Information provided:
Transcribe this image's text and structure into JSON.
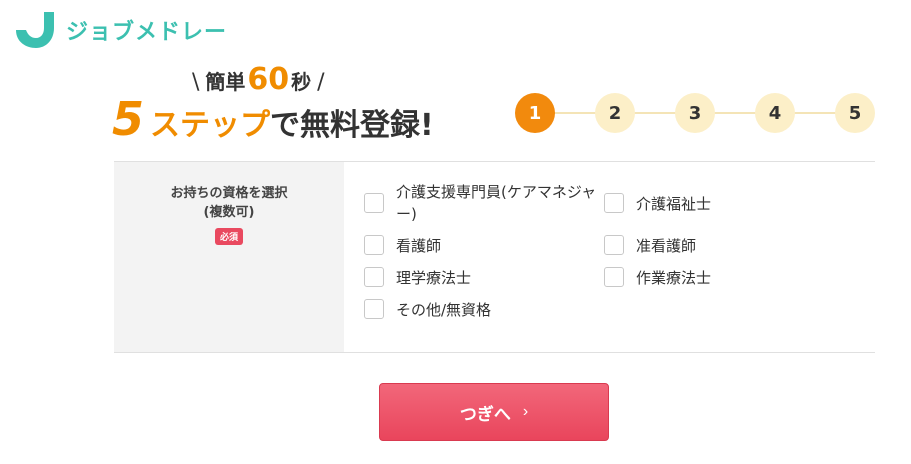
{
  "logo": {
    "text": "ジョブメドレー",
    "icon": "logo-mark-icon",
    "color": "#3cc0b0"
  },
  "catch": {
    "top_prefix": "簡単",
    "top_number": "60",
    "top_suffix": "秒",
    "slash_left": "\\",
    "slash_right": "/",
    "main_number": "5",
    "main_orange": "ステップ",
    "main_dark": "で無料登録!"
  },
  "steps": {
    "current": 1,
    "items": [
      "1",
      "2",
      "3",
      "4",
      "5"
    ],
    "active_color": "#f28a0d",
    "inactive_color": "#fcefc8"
  },
  "form": {
    "label_line1": "お持ちの資格を選択",
    "label_line2": "(複数可)",
    "required_badge": "必須",
    "options": [
      {
        "label": "介護支援専門員(ケアマネジャー)",
        "checked": false
      },
      {
        "label": "介護福祉士",
        "checked": false
      },
      {
        "label": "看護師",
        "checked": false
      },
      {
        "label": "准看護師",
        "checked": false
      },
      {
        "label": "理学療法士",
        "checked": false
      },
      {
        "label": "作業療法士",
        "checked": false
      },
      {
        "label": "その他/無資格",
        "checked": false
      }
    ]
  },
  "next_button": {
    "label": "つぎへ",
    "icon": "chevron-right-icon",
    "color": "#e9455c"
  }
}
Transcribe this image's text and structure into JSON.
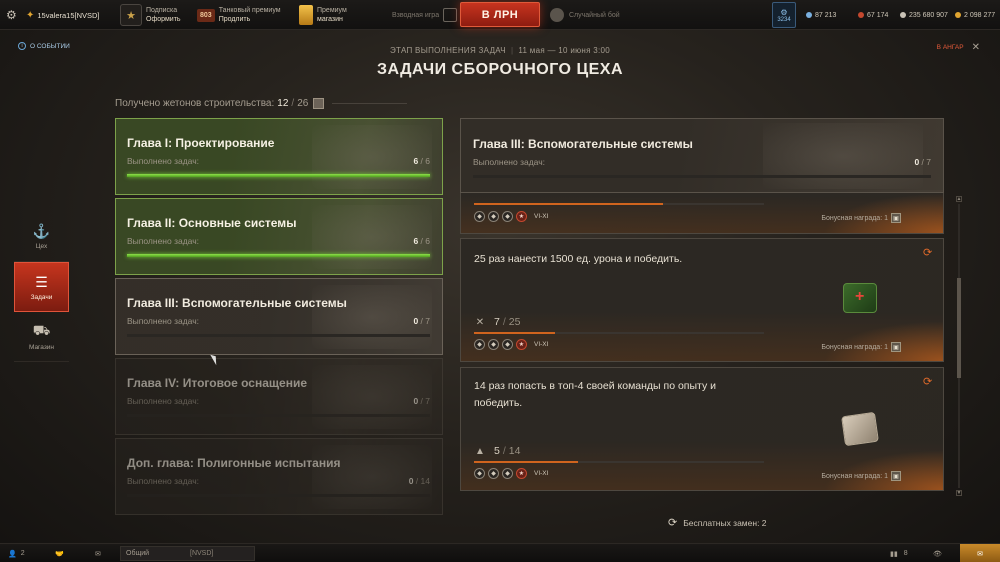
{
  "topbar": {
    "player_name": "15valera15[NVSD]",
    "subscription": {
      "line1": "Подписка",
      "line2": "Оформить"
    },
    "premium": {
      "days": "803",
      "line1": "Танковый премиум",
      "line2": "Продлить"
    },
    "shop": {
      "line1": "Премиум",
      "line2": "магазин"
    },
    "mode": "Взводная игра",
    "battle_button": "В ЛРН",
    "random": "Случайный бой",
    "tokens_value": "3234",
    "currencies": [
      {
        "value": "87 213",
        "color": "#7ab0e0"
      },
      {
        "value": "67 174",
        "color": "#c4482e"
      },
      {
        "value": "235 680 907",
        "color": "#c9c2b6"
      },
      {
        "value": "2 098 277",
        "color": "#e0a430"
      }
    ]
  },
  "header": {
    "about": "О СОБЫТИИ",
    "hangar": "В АНГАР",
    "stage_label": "ЭТАП ВЫПОЛНЕНИЯ ЗАДАЧ",
    "stage_dates": "11 мая — 10 июня 3:00",
    "title": "ЗАДАЧИ СБОРОЧНОГО ЦЕХА",
    "received_label": "Получено жетонов строительства:",
    "received_value": "12",
    "received_total": "26"
  },
  "leftnav": [
    {
      "label": "Цех",
      "icon": "crane-icon"
    },
    {
      "label": "Задачи",
      "icon": "tasks-icon",
      "active": true
    },
    {
      "label": "Магазин",
      "icon": "cart-icon"
    }
  ],
  "chapters": [
    {
      "name": "Глава I: Проектирование",
      "label": "Выполнено задач:",
      "done": "6",
      "total": "6",
      "progress": 1.0,
      "state": "done"
    },
    {
      "name": "Глава II: Основные системы",
      "label": "Выполнено задач:",
      "done": "6",
      "total": "6",
      "progress": 1.0,
      "state": "done"
    },
    {
      "name": "Глава III: Вспомогательные системы",
      "label": "Выполнено задач:",
      "done": "0",
      "total": "7",
      "progress": 0.0,
      "state": "active"
    },
    {
      "name": "Глава IV: Итоговое оснащение",
      "label": "Выполнено задач:",
      "done": "0",
      "total": "7",
      "progress": 0.0,
      "state": "locked"
    },
    {
      "name": "Доп. глава: Полигонные испытания",
      "label": "Выполнено задач:",
      "done": "0",
      "total": "14",
      "progress": 0.0,
      "state": "locked"
    }
  ],
  "detail": {
    "name": "Глава III: Вспомогательные системы",
    "label": "Выполнено задач:",
    "done": "0",
    "total": "7"
  },
  "tasks": [
    {
      "desc": "",
      "current": "",
      "total": "",
      "progress": 0.65,
      "tier": "VI-XI",
      "bonus": "Бонусная награда: 1"
    },
    {
      "desc": "25 раз нанести 1500 ед. урона и победить.",
      "current": "7",
      "total": "25",
      "progress": 0.28,
      "tier": "VI-XI",
      "bonus": "Бонусная награда: 1"
    },
    {
      "desc": "14 раз попасть в топ-4 своей команды по опыту и победить.",
      "current": "5",
      "total": "14",
      "progress": 0.36,
      "tier": "VI-XI",
      "bonus": "Бонусная награда: 1"
    }
  ],
  "free_swaps": "Бесплатных замен: 2",
  "botbar": {
    "players": "2",
    "chat": "Общий",
    "clan": "[NVSD]",
    "count": "8"
  }
}
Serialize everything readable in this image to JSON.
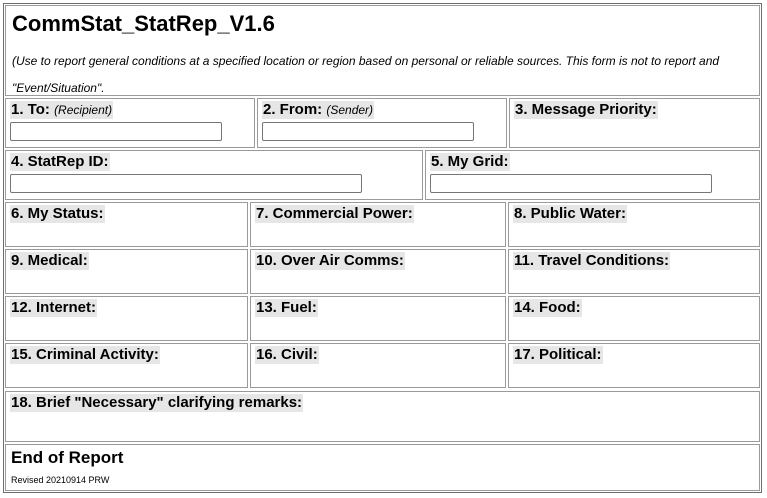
{
  "form": {
    "title": "CommStat_StatRep_V1.6",
    "intro": "(Use to report general conditions at a specified location or region based on personal or reliable sources. This form is not to report and \"Event/Situation\".",
    "to_label": "1. To:",
    "to_sub": "(Recipient)",
    "to_value": "",
    "from_label": "2. From:",
    "from_sub": "(Sender)",
    "from_value": "",
    "priority_label": "3. Message Priority:",
    "statrep_id_label": "4. StatRep ID:",
    "statrep_id_value": "",
    "grid_label": "5. My Grid:",
    "grid_value": "",
    "status_label": "6. My Status:",
    "power_label": "7. Commercial Power:",
    "water_label": "8. Public Water:",
    "medical_label": "9. Medical:",
    "comms_label": "10. Over Air Comms:",
    "travel_label": "11. Travel Conditions:",
    "internet_label": "12. Internet:",
    "fuel_label": "13. Fuel:",
    "food_label": "14. Food:",
    "crime_label": "15. Criminal Activity:",
    "civil_label": "16. Civil:",
    "political_label": "17. Political:",
    "remarks_label": "18. Brief \"Necessary\" clarifying remarks:",
    "end_label": "End of Report",
    "revised": "Revised 20210914 PRW"
  }
}
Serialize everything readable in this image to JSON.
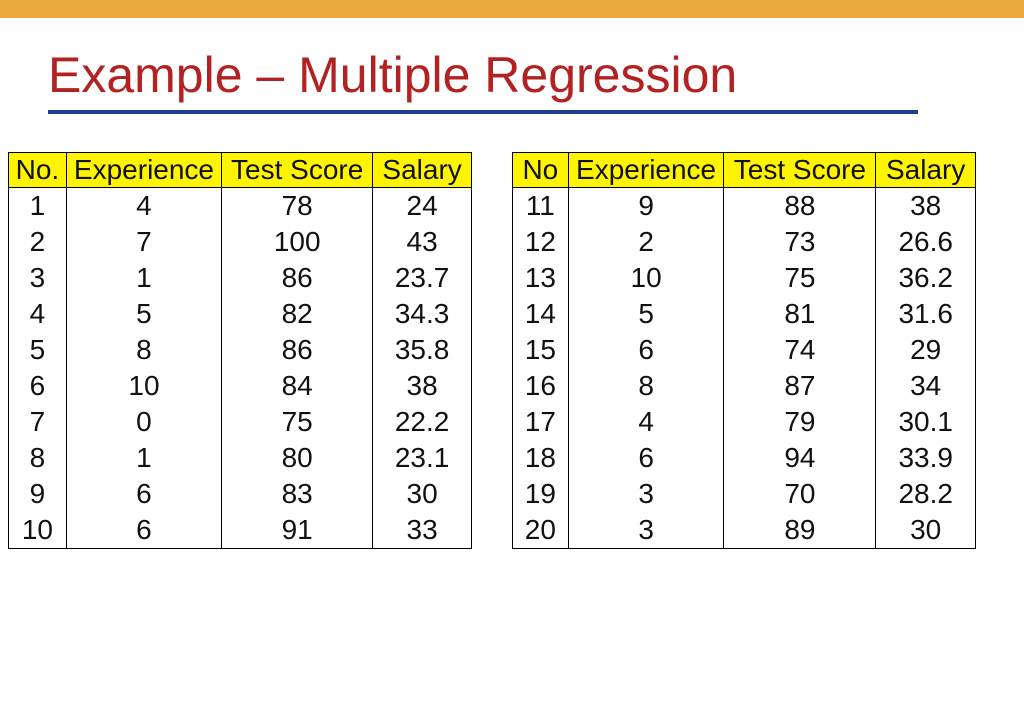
{
  "title": "Example – Multiple Regression",
  "table_left": {
    "headers": [
      "No.",
      "Experience",
      "Test Score",
      "Salary"
    ],
    "rows": [
      [
        "1",
        "4",
        "78",
        "24"
      ],
      [
        "2",
        "7",
        "100",
        "43"
      ],
      [
        "3",
        "1",
        "86",
        "23.7"
      ],
      [
        "4",
        "5",
        "82",
        "34.3"
      ],
      [
        "5",
        "8",
        "86",
        "35.8"
      ],
      [
        "6",
        "10",
        "84",
        "38"
      ],
      [
        "7",
        "0",
        "75",
        "22.2"
      ],
      [
        "8",
        "1",
        "80",
        "23.1"
      ],
      [
        "9",
        "6",
        "83",
        "30"
      ],
      [
        "10",
        "6",
        "91",
        "33"
      ]
    ]
  },
  "table_right": {
    "headers": [
      "No",
      "Experience",
      "Test Score",
      "Salary"
    ],
    "rows": [
      [
        "11",
        "9",
        "88",
        "38"
      ],
      [
        "12",
        "2",
        "73",
        "26.6"
      ],
      [
        "13",
        "10",
        "75",
        "36.2"
      ],
      [
        "14",
        "5",
        "81",
        "31.6"
      ],
      [
        "15",
        "6",
        "74",
        "29"
      ],
      [
        "16",
        "8",
        "87",
        "34"
      ],
      [
        "17",
        "4",
        "79",
        "30.1"
      ],
      [
        "18",
        "6",
        "94",
        "33.9"
      ],
      [
        "19",
        "3",
        "70",
        "28.2"
      ],
      [
        "20",
        "3",
        "89",
        "30"
      ]
    ]
  }
}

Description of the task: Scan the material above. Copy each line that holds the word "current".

Task result:
    "current": 1,
      "current": "",
      "current": "7",
      "current": "5",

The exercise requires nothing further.